O’Loughlin says it feels “fantastic” to be turning 35 this month. The light dusting of gray in his close-cropped brown hair doesn’t faze him a bit. “I’m on the Clooney train to freedom,” he cracks. “I love it.” He also loves being able to share this time with his 13-year old son, Saxon, who lives Down Under with his mother. In fact, one advantage of working in Hawaii is that it’s so much closer to Australia, and his son has been able to visit more often. “These are the most amazing years of my life. My son is not only the greatest thing that ever happened to me, but he is also my greatest success, my greatest inspiration. I’m getting to pass on all the good things I’ve learned in my life to another human soul.”
Which includes his fitness philosophies. “The other day, [Saxon] and his buddy were at my house and they were buggering around, and I thought, “What am I doing with these kids?” So I put them through their first calisthenics workout — sit-ups, push-ups, and planks. At the end, they were dripping with sweat and saying, “This is the stupidest thing ever.” I threw them it the pool and made them little smoothies. And I talked to them about the feeling they were experiencing, and about nutrition, and about the way their muscles were now open and building.”
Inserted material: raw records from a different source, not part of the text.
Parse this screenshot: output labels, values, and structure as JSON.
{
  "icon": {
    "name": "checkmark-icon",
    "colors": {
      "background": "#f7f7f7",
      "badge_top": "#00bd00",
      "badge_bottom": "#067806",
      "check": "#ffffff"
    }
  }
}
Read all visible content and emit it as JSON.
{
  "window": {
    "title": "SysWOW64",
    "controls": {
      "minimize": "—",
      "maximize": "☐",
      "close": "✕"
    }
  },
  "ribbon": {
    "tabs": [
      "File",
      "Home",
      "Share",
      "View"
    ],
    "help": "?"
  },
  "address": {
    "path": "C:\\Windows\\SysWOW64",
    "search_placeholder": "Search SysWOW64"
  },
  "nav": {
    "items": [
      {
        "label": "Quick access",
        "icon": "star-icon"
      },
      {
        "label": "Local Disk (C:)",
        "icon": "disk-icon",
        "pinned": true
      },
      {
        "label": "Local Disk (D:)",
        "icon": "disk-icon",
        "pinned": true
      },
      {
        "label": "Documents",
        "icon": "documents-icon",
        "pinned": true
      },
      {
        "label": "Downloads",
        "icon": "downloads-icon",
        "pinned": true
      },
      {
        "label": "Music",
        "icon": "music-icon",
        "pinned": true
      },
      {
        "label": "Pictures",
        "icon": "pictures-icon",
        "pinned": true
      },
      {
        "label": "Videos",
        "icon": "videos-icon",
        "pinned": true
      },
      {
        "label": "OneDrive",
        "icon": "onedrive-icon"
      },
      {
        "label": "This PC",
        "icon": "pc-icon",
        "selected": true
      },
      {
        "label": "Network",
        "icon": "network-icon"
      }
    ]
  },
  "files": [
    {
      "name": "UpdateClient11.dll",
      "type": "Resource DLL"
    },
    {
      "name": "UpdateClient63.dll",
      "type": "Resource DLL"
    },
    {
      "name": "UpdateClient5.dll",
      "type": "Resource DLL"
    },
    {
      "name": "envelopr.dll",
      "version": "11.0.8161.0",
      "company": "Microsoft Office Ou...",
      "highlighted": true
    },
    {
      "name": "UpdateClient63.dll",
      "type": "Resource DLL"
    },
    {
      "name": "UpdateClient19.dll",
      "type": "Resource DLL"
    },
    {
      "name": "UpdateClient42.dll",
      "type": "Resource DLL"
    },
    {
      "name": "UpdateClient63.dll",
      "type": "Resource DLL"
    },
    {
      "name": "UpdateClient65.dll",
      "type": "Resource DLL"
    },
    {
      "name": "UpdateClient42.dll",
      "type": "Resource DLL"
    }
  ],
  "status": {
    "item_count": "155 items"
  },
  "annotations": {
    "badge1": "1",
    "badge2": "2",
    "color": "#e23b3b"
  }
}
Whether or not a father knows best, O’Loughlin remembers what being a 10-year-old brown belt meant to him and has high hopes for his son. And for himself – since he’s determined to stay healthy and live long. “I don’t know what pushes me out of bed some days,” he says. “I’m running up that hill cursing the mountain, or at myself. But I also find it exhilarating. There’s something really validating about reaching the top of a mountain and looking back.” And after that? “You enjoy the view,” he says. “And then you walk down.”